WORK INSTRUCTIONS:
Where in the records does the word "selected" appear? Copy each line that holds it.

SOURCE MATERIAL:

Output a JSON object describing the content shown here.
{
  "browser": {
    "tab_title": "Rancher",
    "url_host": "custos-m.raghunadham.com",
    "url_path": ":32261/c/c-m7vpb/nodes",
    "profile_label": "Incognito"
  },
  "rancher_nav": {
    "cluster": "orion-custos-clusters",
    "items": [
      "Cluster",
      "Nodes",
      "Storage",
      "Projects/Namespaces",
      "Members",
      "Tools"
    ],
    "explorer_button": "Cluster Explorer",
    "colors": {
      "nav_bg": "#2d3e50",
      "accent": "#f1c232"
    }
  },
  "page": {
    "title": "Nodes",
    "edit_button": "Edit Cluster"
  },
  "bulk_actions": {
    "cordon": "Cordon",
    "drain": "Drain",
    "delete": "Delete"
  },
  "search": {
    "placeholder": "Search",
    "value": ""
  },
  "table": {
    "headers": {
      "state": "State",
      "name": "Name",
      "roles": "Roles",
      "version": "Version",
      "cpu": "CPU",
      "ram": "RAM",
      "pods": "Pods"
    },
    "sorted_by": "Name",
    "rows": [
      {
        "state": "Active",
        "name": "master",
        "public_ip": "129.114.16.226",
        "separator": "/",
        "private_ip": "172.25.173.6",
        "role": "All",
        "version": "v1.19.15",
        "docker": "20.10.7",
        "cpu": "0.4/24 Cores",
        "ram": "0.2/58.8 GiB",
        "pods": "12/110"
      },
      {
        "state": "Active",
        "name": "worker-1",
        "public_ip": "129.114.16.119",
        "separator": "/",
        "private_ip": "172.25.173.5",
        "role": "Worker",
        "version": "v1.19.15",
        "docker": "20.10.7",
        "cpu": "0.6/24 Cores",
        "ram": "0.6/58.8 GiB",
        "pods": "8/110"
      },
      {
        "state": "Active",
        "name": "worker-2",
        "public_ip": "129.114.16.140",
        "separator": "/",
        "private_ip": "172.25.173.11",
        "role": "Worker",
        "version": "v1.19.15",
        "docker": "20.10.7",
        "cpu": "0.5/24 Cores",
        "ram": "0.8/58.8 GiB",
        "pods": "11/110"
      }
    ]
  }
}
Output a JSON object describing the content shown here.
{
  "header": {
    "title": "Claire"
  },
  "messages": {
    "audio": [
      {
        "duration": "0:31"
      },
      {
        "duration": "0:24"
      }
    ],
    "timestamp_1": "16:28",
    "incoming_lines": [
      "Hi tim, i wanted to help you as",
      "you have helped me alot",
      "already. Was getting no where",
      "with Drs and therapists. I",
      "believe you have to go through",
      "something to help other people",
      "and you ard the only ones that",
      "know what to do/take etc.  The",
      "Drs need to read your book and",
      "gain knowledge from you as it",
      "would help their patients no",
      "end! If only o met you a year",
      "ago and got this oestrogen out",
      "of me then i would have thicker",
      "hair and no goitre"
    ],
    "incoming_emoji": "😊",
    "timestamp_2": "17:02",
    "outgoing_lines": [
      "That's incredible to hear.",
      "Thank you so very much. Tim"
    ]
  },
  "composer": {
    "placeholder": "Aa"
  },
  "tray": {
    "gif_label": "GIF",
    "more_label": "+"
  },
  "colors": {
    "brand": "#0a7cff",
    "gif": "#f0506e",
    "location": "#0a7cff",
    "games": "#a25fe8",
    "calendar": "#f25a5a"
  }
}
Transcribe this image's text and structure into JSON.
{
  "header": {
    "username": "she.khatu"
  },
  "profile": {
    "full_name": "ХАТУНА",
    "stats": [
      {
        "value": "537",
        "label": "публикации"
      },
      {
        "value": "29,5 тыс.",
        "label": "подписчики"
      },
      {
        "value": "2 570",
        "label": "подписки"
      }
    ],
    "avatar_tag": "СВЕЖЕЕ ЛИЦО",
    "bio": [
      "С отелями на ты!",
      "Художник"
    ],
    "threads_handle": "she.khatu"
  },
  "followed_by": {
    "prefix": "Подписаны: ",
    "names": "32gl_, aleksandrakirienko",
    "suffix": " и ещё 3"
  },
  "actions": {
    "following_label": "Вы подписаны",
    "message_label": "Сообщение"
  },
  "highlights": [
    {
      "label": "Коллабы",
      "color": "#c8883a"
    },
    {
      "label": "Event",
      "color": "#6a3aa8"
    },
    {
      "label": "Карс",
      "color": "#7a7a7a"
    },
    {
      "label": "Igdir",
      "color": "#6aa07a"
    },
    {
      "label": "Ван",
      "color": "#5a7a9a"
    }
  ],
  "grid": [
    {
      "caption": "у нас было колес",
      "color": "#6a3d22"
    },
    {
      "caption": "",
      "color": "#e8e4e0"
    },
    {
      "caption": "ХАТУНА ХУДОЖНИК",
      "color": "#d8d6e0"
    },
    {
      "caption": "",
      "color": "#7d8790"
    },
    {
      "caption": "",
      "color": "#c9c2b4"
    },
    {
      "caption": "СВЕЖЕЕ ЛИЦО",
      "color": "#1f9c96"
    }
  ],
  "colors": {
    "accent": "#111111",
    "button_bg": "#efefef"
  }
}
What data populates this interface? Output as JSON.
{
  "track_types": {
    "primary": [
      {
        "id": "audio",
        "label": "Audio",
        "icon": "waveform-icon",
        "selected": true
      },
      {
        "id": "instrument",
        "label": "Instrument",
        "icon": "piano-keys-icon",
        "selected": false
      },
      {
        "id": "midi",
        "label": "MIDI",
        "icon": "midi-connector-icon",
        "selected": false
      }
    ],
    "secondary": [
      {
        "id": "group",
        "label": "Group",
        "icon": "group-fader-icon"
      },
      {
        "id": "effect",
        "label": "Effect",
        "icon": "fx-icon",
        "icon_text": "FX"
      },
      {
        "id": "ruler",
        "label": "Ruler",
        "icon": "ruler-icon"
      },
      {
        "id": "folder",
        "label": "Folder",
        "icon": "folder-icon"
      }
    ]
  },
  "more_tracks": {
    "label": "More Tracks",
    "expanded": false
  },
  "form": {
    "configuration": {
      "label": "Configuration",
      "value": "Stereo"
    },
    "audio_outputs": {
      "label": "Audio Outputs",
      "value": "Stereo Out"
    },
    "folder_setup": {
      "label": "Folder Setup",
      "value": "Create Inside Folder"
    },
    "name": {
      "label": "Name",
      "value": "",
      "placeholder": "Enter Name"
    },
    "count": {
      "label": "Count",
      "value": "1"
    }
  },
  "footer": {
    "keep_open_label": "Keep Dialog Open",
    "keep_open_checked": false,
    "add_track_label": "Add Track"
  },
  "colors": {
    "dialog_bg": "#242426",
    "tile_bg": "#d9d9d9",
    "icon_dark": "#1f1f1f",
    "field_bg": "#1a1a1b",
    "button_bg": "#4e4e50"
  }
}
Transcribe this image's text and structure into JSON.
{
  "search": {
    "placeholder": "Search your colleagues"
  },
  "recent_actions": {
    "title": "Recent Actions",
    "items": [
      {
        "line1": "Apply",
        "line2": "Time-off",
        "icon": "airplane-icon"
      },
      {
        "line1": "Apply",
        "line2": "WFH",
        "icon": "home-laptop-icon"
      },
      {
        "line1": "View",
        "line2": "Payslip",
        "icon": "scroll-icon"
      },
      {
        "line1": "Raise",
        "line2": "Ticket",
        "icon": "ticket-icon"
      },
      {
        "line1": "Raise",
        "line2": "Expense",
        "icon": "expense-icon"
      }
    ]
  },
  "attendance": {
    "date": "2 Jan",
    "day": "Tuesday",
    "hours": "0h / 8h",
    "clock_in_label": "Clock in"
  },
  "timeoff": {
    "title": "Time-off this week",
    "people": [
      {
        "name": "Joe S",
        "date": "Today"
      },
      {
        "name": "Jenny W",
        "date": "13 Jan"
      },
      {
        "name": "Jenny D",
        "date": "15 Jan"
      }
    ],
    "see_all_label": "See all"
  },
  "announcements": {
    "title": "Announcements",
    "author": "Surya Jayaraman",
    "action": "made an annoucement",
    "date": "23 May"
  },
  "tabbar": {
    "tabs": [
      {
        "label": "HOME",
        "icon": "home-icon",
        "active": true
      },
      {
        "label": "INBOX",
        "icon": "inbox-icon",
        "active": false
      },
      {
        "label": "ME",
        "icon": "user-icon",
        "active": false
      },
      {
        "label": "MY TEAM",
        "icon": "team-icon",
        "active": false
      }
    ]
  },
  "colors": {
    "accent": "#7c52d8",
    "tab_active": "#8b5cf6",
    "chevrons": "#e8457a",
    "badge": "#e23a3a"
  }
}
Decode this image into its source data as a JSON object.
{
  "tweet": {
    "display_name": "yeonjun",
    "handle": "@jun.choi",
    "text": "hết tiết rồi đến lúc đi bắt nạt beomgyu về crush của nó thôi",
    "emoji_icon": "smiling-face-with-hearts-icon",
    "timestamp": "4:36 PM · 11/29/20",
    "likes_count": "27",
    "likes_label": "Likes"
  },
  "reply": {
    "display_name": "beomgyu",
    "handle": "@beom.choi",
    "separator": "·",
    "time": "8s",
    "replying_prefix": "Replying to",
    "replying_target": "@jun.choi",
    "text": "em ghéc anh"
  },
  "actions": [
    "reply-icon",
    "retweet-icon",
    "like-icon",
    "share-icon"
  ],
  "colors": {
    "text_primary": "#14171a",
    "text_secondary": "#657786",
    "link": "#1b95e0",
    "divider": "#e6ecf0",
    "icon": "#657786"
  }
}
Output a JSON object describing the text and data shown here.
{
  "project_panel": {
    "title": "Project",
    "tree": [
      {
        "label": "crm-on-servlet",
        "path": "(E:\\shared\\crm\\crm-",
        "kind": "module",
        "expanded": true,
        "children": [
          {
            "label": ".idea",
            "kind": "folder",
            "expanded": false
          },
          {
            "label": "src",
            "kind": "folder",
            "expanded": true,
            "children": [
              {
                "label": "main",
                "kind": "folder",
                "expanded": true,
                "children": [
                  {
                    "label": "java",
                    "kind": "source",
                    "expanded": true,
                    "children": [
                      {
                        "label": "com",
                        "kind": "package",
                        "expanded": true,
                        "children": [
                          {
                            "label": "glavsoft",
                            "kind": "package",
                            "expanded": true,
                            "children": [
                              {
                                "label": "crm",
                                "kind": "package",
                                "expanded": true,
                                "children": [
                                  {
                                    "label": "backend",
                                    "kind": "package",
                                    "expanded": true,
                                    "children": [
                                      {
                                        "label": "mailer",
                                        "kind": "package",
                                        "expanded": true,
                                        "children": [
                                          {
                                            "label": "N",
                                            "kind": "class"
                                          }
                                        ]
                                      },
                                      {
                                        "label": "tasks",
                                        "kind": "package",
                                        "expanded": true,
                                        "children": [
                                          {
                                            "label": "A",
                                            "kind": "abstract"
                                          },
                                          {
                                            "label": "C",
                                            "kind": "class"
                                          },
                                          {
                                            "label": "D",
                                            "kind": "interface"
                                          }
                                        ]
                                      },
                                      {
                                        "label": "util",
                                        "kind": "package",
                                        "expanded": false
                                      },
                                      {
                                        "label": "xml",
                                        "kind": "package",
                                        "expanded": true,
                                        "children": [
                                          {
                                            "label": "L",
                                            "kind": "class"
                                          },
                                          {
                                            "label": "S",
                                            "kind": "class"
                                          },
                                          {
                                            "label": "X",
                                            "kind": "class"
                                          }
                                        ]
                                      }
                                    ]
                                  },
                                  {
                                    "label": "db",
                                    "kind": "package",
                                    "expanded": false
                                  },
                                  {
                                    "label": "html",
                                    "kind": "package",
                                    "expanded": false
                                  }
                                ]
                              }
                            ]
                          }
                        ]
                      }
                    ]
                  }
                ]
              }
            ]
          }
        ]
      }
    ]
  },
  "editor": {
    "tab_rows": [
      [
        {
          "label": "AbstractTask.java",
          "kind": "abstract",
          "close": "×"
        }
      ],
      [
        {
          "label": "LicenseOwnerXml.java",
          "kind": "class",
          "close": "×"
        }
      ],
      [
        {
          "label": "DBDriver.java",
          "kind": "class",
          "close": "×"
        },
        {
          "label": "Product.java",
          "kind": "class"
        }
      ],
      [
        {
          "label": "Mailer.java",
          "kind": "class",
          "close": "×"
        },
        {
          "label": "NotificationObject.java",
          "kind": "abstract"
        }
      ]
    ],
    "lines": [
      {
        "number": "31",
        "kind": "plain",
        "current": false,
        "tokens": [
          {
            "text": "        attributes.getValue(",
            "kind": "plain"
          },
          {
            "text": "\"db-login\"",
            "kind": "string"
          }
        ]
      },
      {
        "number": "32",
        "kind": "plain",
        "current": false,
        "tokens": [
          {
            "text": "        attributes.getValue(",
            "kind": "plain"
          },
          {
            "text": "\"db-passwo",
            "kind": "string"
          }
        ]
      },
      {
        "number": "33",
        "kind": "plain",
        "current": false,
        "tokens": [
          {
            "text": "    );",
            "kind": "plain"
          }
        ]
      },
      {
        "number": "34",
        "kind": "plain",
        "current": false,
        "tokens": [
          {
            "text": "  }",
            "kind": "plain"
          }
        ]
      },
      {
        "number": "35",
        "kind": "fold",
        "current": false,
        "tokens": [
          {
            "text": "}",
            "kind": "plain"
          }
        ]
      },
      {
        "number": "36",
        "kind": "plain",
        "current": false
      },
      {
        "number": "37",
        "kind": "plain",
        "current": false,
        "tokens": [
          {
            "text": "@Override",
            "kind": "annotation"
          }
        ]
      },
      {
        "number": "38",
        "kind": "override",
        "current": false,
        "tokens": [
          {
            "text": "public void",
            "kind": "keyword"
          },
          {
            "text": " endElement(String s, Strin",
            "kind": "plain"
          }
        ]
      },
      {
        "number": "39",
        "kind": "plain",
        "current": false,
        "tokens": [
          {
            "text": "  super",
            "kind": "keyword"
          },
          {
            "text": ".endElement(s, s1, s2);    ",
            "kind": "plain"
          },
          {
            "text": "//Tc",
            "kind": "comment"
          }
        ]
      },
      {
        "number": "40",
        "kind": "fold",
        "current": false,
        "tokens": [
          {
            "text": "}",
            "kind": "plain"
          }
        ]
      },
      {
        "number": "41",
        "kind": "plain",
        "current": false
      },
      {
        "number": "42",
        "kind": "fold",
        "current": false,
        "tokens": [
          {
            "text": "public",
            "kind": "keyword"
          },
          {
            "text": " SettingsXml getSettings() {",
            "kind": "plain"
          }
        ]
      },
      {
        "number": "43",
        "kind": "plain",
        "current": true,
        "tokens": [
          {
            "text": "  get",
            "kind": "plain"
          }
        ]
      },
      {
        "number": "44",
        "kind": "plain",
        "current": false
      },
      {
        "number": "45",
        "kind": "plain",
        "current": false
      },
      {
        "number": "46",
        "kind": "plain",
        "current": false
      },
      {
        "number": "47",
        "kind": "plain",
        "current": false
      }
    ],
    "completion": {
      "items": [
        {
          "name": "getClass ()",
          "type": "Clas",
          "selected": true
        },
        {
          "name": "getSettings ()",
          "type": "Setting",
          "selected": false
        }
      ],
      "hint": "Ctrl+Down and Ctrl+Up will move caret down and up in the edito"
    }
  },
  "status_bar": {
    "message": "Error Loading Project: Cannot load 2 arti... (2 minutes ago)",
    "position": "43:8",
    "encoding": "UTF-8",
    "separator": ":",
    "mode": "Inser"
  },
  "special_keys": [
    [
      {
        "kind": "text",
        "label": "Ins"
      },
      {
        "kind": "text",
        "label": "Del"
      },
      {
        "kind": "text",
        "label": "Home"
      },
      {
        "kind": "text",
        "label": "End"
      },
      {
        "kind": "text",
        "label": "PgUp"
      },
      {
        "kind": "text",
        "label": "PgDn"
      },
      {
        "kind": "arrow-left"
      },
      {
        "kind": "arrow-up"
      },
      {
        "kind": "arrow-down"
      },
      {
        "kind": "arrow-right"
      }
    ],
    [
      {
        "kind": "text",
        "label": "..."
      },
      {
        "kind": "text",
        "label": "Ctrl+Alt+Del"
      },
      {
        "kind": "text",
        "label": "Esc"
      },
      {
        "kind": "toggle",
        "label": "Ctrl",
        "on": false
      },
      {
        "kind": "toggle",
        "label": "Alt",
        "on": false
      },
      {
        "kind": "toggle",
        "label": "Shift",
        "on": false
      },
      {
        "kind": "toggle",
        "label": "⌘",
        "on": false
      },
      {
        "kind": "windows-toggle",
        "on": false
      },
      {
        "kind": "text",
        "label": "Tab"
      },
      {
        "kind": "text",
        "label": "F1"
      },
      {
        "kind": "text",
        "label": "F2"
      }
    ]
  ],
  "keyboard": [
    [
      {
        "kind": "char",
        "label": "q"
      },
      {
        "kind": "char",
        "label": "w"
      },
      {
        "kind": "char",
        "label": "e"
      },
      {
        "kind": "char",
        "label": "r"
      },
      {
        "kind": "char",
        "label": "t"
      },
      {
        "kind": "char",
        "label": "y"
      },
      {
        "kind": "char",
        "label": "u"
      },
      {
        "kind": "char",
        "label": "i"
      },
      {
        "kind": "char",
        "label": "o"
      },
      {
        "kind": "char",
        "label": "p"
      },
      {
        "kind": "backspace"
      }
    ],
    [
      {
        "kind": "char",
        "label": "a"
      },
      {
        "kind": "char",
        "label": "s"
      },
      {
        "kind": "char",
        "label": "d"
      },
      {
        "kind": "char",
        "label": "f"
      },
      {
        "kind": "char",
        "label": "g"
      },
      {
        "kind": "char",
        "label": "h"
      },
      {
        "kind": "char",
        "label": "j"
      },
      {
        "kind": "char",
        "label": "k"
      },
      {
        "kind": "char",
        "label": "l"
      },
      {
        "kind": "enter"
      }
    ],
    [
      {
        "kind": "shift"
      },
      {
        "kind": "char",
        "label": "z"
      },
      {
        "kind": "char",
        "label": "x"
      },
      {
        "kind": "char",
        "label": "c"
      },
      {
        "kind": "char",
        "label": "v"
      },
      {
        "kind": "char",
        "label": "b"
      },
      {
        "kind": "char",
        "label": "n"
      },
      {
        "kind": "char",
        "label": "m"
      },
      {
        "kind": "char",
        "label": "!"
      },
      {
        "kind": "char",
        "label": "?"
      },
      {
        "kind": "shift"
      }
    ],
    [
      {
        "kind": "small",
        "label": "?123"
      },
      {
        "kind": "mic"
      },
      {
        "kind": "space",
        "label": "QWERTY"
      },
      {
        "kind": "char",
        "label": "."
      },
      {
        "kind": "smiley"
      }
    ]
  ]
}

RESPONSE TO THIS EXERCISE:
        "selected": true
        "selected": false
        "selected": false
          "selected": true
          "selected": false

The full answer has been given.